Diss Factsheets

Environmental fate & pathways

Endpoint summary

Administrative data

Description of key information

5. Environmental fate and pathways


n-Butyraldehyde is a naturally occurring substance which is emitted by plants, animal waste, microbes and insects. n-Butyraldehyde is readily biodegradable in water and rapidly decomposed in the air by photodegradation. The substance does absorb on soil however, the degradation and decomposition is rapid therefore bioaccumulation is unlikely.


5.1 Phototransformation

Calculated half-lives of photo-degradation in air (indirect photolysis by OH radicals) ranged from 5 - 16.4 h at 25 °C; one estimate for direct photodegradation was 2 h. This indicates that n-butyraldehyde will rapidly decompose in the environment.


5.2 Biodegradation

n-Butyraldehyde was tested for biodegradability in several studies proved to be readily biodegradable.
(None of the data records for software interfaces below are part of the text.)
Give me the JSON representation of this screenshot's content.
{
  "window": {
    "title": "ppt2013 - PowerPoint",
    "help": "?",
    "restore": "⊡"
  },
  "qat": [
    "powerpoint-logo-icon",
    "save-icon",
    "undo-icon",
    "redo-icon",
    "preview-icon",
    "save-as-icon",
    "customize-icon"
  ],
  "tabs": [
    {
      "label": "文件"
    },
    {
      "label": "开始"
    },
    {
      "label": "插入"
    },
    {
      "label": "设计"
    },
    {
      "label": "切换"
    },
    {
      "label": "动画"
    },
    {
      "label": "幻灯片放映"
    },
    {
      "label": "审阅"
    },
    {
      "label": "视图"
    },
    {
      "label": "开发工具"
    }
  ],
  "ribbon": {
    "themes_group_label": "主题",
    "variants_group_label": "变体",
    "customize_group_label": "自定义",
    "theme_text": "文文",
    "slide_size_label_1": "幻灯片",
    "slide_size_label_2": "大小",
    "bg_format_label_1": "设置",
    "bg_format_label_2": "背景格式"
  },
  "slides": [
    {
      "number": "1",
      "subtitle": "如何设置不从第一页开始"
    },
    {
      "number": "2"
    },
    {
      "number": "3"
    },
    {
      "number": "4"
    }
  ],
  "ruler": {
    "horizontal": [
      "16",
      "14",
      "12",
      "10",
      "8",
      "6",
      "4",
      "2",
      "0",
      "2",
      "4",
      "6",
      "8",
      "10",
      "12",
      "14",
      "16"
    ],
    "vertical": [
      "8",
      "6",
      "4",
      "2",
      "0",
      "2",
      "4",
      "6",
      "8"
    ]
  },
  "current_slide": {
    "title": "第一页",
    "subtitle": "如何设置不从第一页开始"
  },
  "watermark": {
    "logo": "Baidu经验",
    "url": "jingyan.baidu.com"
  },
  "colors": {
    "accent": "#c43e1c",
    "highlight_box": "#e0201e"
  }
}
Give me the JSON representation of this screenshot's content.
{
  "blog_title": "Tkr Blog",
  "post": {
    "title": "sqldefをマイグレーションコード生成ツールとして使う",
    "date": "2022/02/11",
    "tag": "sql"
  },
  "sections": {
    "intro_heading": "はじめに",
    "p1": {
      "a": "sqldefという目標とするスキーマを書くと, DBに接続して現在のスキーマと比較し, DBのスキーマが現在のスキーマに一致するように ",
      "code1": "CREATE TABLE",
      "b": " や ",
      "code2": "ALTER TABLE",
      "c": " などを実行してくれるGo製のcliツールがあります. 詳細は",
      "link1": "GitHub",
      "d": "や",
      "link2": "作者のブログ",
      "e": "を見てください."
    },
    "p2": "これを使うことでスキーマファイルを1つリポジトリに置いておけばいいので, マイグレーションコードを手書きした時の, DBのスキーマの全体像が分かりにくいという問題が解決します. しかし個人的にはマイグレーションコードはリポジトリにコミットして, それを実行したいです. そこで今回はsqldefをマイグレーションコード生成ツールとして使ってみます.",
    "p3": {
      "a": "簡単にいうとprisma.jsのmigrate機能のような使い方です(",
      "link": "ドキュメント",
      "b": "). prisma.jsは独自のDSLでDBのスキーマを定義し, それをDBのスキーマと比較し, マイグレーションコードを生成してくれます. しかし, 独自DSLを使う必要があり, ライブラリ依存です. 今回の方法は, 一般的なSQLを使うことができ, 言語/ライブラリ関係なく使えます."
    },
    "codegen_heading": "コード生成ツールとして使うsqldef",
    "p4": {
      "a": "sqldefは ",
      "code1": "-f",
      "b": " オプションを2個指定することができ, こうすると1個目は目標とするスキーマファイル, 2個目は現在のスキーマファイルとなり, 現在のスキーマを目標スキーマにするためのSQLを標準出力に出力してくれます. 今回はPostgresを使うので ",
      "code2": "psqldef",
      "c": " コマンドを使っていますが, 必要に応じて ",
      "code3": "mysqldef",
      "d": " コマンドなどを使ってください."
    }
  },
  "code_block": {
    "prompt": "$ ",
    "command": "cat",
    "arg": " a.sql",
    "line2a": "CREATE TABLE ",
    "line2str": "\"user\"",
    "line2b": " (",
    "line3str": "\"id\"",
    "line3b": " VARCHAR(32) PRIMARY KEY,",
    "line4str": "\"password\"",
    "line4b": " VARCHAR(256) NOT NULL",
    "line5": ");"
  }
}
No verifiable data have been located in water/sediment systems as well as in soil. Based on the inherent properties and ready biodegradability of n-butyraldehyde in water, rapid elimination of the substance can also be predicted in compartments in sediment and soil by analogy. According to the REACH regulation no further studies are required when the substance is proven to be readily biodegradable.
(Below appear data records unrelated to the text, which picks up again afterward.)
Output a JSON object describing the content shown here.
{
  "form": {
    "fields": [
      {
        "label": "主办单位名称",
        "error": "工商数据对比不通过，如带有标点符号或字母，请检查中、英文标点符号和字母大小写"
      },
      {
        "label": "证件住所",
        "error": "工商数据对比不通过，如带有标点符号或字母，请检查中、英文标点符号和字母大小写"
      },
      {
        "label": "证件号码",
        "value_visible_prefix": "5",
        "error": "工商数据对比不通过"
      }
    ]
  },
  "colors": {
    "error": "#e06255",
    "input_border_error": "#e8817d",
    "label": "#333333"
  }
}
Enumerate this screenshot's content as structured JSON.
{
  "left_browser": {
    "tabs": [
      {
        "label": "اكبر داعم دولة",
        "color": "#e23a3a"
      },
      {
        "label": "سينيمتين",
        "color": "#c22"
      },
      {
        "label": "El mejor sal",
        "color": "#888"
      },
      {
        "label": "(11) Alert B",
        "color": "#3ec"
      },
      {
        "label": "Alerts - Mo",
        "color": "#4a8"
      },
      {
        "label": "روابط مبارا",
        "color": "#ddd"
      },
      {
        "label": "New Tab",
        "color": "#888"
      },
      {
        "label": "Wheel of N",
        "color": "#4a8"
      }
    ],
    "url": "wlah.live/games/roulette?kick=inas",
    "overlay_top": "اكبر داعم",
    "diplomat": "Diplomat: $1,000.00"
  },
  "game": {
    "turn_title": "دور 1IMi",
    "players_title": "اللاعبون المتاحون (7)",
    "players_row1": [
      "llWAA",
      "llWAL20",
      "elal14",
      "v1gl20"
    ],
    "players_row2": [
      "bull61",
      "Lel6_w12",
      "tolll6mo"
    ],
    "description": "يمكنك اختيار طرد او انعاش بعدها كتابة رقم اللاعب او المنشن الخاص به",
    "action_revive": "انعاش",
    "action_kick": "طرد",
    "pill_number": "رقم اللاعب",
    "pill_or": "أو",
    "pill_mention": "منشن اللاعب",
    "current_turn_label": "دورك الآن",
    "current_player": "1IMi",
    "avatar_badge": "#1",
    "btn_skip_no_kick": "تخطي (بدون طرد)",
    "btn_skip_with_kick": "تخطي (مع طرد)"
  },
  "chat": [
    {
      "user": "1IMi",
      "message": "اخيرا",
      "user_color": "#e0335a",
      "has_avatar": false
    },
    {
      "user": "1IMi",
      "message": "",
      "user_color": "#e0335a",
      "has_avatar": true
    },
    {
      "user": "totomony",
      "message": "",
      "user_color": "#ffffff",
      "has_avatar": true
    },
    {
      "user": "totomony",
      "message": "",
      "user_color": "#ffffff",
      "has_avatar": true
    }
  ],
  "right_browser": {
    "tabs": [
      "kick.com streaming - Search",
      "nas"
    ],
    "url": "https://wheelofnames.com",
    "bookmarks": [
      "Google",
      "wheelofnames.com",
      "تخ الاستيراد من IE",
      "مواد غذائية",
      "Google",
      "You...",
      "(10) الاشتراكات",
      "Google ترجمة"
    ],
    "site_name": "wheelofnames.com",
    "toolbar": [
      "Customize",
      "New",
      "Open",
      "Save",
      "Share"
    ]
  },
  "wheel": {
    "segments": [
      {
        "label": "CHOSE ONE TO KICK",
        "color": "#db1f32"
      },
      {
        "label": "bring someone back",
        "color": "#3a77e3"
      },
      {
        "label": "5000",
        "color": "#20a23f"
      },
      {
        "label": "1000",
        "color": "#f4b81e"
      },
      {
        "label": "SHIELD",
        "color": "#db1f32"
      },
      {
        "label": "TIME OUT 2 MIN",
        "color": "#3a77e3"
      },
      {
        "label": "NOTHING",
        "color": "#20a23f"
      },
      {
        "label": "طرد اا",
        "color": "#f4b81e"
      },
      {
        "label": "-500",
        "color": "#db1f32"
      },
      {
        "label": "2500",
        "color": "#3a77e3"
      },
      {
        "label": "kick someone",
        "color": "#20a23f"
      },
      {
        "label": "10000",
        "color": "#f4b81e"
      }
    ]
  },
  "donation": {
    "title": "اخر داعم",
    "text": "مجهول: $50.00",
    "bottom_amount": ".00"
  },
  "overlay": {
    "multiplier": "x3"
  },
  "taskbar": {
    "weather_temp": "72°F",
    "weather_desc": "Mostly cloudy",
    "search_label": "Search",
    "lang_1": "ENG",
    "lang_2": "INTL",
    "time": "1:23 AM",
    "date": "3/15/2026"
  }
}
5.3 Bioaccumulation

n-Butyraldehyde is not expected to have a bioaccumulating potential, based on inherent substance properties. No empirical results are avaliable. Using a Henry's Law constant of 1.2 x 10-4 atm*m3/mole, a log Kow of 0.88, and a regression-derived equation, an estimated bioconcentration factor (BCF) of 3.0 has been determined (US EPA 1988). The BCF programme in EPIWIN v.3.10 predicts a BCF of 3.16, indicating that bioaccumulation is unlikely (Vinken, R., 2007). In addition, the bioconcentration factor was found to be between 1.13-2.75. These values suggest that the potential for bioconcentration of n-butyraldehyde in aquatic organisms is low.


5.4 Transport and distribution
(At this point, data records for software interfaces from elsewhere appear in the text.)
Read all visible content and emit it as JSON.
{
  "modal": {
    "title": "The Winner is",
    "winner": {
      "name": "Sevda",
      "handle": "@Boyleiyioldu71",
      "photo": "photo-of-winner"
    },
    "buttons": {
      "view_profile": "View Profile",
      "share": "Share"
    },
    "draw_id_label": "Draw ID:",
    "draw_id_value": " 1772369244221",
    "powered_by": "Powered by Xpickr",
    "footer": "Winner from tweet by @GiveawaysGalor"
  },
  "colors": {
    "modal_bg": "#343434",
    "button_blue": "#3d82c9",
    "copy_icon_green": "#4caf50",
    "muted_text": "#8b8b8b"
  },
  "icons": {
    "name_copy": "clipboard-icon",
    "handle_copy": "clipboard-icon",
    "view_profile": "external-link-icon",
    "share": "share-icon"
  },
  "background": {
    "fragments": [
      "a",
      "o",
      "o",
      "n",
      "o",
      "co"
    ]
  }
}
  • Water, soil - air

The Henry's Law constant for n-butyraldehyde, as predicted by EPIWIN v.3.10 ranges from 1.20 to 1.48 x 10-4atm*m3/mole, indicating that volatilization from water will occur.

A measured Henry's Law constant is reported to be 1.15x 10-4atm*m3/mole.

Based on the Henry’s law constant(1.2 x 10-4atm*m3/mole), vapor pressure, and water solubility, the estimated volatilization half-life for n-butyraldehyde from a model river (1 m deep, flowing 1 m/sec, wind velocity of 3 m/sec) is estimated as approximately 5 to 9 h. The volatilization half-life from a model lake (1 m deep, flowing 0.05 m/sec, wind velocity of 0.5 m/sec) is estimated as approximately 5.3 d.Volatilization half-life from a model environmental pond (2 m deep) can be estimated to be about 4 d.

Volatilization of n-butyraldehyde from dry soil surfaces is likely to exist, based upon a vapor pressure of 111 mm Hg.

  • Soil - water

Estimated of Koc values of 5, 9 and 71 indicate high to very high soil mobility.



Additional information